NEW LEBANON, N.Y. -- The dinner-theater-sounding premise of Larry Gelbart’s comedy "Better Late" is simple enough -- a seventysomething man recuperating from a sudden life-threatening illness moves in with his ex-wife and her husband and complications ensue.
Had the play -- which is being given uncertain treatment at The Theater Barn -- been written by a lesser talent than Gelbart, you could pretty much figure how this scenario will play out.
But "Better Late" was written by the man who gave us, among other works, "MASH," "Tootsie," "City of Angels" and "A Funny Thing Happened on the Way to the Forum" and so the stakes are higher, the resonances deeper.
Premiered at Northlight Theatre in Skokie, Ill., in March/April 2008, "Better Late," which is co-authored by Craig Wright, is the last complete play Gelbart wrote before his death of cancer on Sept. 11, 2009.
Gelbart was not diagnosed with cancer until roughly four months before his death but mortality clearly is on his mind in "Better Late," a play that has both an autumnal feel and a sense of renewal, of starting again.
It is clear from the outset that there is an underlying tension beneath the badinage between Lee Baer (Michael F. Hayes), a film composer, and his wife, Nora (Joan Coombs), a retired actress, as they prepare to go out to the opening night of play featuring an actress with whom Lee once had an affair. The affair is long since over but the betrayal still runs deep in Nora, who cheated on her husband, Julian, with Lee for two years before finally divorcing Julian to marry Lee. When Julian (John W. Noble) becomes seriously ill, Nora insists on taking him in. It’s not an easy situation for either Lee, who finds his position undermined, or for Julian, who holds unspent resentment toward Lee for having stolen Nora.
This living situation the controlling Nora has forced upon Lee exacerbates the creative block that has kept him from completing an elegy for which he has received a grant.
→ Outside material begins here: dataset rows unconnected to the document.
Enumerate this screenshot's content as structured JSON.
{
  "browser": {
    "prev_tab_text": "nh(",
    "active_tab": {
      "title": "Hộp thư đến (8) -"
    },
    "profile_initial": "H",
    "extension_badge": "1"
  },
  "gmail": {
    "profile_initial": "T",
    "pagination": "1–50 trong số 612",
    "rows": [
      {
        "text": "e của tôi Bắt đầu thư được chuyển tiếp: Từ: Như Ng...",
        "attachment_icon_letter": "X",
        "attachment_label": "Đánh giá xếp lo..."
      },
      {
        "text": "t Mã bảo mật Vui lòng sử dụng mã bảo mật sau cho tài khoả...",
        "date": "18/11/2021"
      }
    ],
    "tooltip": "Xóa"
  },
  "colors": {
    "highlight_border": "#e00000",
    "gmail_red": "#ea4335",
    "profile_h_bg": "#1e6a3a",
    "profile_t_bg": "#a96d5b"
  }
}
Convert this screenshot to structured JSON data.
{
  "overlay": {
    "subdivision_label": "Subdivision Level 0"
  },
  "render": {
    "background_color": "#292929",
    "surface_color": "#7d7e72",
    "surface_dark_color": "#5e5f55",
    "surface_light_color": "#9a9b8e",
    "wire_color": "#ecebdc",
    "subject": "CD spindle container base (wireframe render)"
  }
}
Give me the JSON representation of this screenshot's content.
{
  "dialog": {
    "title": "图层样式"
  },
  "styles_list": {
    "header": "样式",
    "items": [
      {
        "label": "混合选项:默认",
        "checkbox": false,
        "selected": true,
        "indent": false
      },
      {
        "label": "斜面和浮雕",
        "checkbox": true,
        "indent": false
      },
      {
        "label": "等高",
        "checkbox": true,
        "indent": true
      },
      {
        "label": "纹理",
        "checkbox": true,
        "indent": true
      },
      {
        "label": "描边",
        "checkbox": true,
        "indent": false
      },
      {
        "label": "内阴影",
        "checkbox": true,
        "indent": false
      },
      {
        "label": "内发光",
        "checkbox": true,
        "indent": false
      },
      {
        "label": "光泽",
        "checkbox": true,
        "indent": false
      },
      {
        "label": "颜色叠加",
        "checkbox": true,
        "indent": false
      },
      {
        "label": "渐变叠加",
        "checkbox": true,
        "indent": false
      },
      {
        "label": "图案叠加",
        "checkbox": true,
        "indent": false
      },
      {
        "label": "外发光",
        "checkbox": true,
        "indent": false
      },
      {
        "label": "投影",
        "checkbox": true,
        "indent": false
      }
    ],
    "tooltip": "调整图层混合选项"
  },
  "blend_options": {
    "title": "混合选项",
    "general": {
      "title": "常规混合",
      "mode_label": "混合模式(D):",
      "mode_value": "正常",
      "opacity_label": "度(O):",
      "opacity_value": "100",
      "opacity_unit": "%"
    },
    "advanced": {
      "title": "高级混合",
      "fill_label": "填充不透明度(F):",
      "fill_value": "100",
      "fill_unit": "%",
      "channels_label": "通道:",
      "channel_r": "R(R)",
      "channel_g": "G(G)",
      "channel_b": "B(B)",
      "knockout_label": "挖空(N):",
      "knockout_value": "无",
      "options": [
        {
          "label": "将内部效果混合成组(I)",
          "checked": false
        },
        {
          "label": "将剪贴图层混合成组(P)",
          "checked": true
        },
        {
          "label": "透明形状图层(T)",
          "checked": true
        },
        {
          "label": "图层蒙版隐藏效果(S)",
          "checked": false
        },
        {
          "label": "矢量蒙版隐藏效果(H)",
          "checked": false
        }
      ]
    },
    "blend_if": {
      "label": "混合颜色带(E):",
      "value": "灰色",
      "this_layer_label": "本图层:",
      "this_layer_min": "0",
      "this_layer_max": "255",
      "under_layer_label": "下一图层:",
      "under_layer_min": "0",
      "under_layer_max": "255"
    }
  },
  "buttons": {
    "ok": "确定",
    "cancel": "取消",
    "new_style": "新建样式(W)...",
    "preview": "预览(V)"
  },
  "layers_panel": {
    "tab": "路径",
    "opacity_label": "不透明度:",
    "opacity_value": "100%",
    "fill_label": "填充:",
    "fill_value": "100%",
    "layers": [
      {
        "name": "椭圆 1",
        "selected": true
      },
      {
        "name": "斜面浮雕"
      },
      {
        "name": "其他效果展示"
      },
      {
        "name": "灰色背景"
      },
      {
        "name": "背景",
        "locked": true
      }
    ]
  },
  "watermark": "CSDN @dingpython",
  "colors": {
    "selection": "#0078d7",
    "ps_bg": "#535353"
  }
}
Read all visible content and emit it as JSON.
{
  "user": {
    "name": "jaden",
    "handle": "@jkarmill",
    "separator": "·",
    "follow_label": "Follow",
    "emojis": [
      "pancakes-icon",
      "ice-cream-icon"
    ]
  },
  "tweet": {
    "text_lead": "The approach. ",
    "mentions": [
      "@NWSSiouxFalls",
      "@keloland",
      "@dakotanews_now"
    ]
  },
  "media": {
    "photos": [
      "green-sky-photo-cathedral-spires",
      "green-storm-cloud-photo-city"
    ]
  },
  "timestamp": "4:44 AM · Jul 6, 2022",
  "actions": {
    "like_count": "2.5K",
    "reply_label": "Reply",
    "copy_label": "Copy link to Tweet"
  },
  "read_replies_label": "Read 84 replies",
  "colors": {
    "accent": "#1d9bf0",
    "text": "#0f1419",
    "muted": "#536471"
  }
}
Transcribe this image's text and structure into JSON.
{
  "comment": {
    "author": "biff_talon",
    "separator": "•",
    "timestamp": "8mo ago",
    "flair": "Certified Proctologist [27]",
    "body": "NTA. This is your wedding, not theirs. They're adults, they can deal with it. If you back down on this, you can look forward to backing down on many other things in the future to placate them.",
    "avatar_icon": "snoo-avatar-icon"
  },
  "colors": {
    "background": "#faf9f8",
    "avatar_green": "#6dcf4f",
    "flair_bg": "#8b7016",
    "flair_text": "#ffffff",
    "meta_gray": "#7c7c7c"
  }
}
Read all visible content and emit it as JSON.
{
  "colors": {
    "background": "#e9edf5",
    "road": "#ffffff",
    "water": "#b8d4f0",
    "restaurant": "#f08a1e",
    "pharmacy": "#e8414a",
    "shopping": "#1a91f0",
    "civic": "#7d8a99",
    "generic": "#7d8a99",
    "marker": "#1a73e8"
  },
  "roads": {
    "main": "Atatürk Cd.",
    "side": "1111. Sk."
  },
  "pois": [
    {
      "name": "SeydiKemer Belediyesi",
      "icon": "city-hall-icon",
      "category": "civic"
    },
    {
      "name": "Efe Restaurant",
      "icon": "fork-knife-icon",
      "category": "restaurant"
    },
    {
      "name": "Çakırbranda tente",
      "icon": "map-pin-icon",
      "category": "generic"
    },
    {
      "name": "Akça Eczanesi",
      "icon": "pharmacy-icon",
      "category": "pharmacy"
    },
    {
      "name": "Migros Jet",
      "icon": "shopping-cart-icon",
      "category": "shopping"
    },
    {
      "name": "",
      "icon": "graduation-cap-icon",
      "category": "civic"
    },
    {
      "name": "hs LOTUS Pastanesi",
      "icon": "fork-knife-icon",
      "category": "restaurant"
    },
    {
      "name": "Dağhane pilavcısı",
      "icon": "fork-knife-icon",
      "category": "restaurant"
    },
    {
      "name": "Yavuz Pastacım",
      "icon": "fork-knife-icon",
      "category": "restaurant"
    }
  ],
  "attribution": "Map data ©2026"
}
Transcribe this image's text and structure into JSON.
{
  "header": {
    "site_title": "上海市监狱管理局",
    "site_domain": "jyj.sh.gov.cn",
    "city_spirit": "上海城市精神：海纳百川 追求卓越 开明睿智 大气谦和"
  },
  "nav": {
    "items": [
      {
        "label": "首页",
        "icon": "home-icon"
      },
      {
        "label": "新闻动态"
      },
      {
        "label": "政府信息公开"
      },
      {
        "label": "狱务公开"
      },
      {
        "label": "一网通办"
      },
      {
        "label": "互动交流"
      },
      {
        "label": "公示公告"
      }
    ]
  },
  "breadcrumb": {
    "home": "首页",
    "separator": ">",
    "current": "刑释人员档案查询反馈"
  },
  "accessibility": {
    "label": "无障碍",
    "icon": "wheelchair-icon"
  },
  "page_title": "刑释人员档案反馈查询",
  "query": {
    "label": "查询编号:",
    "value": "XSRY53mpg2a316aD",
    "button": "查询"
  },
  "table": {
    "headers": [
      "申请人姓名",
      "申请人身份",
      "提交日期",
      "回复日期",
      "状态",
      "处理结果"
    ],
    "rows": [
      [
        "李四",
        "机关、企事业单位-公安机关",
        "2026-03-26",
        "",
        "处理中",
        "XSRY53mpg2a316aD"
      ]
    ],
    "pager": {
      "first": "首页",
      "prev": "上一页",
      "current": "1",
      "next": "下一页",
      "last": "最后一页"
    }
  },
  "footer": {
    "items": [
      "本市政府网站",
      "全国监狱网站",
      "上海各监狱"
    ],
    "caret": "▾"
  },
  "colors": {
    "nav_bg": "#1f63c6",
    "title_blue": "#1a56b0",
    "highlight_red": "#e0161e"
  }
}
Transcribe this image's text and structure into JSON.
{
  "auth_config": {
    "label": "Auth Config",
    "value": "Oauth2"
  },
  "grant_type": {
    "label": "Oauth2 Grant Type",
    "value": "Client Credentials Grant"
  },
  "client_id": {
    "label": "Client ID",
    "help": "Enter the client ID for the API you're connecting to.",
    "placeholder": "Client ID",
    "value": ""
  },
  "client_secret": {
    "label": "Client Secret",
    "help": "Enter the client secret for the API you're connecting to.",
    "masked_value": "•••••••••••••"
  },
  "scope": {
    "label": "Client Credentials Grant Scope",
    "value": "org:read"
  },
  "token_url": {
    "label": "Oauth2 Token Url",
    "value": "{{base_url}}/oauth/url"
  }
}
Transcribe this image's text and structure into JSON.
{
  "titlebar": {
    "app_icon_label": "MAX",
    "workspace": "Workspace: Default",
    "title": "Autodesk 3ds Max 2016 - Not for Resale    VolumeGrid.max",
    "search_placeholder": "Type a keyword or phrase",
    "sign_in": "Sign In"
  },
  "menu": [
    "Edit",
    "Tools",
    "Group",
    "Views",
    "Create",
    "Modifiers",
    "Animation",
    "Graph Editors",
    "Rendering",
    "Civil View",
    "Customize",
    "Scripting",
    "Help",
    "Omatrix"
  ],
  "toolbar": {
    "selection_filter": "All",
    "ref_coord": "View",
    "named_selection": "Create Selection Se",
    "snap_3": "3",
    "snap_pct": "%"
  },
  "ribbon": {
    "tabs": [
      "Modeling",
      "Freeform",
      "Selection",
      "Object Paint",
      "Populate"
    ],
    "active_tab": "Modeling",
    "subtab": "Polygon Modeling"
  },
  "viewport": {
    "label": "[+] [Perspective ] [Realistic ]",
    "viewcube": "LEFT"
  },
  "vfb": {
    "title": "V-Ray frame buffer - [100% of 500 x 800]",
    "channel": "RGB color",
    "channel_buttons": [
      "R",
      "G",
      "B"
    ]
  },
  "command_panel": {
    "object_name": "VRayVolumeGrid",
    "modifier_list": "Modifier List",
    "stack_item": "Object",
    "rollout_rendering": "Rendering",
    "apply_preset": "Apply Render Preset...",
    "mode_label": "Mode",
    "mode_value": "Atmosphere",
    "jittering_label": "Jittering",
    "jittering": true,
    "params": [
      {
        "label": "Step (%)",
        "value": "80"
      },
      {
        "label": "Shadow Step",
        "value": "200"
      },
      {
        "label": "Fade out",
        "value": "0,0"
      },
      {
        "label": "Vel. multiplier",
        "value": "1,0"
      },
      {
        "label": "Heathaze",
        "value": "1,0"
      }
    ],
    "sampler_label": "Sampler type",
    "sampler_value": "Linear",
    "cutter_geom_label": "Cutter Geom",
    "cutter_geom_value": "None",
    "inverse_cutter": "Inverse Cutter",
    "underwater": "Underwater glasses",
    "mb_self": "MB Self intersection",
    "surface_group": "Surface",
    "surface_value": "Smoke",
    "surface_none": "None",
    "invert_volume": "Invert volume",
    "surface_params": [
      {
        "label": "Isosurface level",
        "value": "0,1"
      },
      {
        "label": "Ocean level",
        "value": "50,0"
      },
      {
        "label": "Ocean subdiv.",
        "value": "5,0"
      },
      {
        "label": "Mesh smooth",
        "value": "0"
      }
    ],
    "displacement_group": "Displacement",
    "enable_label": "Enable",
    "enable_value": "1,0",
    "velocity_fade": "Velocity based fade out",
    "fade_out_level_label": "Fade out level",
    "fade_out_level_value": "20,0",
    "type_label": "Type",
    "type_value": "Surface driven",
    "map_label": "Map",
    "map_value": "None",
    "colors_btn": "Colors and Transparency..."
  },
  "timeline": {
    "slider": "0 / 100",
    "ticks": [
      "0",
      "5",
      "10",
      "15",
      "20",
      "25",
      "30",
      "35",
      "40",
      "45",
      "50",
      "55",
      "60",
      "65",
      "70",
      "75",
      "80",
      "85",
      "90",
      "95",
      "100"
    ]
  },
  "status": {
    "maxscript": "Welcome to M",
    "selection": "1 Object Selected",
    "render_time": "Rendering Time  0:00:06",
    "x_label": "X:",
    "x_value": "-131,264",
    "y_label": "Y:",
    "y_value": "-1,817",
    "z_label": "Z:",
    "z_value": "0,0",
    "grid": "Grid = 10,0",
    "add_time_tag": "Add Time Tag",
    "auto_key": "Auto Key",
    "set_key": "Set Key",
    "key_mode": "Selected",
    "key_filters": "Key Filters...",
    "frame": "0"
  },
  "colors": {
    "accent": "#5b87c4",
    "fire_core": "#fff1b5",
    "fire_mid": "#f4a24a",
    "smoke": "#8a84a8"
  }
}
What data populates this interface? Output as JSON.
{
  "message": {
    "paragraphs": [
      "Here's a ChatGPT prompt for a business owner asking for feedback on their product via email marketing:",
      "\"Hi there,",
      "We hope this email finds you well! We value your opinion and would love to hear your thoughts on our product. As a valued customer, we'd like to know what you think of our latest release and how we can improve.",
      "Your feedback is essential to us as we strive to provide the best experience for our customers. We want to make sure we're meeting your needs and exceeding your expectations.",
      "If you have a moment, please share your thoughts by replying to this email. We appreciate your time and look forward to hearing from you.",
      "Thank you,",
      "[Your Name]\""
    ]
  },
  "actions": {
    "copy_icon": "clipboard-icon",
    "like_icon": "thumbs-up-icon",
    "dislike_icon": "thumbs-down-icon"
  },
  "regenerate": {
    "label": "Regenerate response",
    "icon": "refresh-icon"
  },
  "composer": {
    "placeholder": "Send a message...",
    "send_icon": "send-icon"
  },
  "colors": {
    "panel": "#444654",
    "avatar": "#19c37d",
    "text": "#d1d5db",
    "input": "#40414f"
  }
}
To add to it, his adult stepson, Billy (cleanly and convincingly played by Sean Riley, particularly in a moving scene with Hayes at the opening of the second act) is having marital problems of his own.
The playing here, especially in the first act, is choppy and hesitant. Moreover, Gelbart’s delicately poised style proves elusive, as if neither the actors nor director Phil Rice quite know what tone to strike or when.
"Better late than never" the saying goes. Here, late never comes.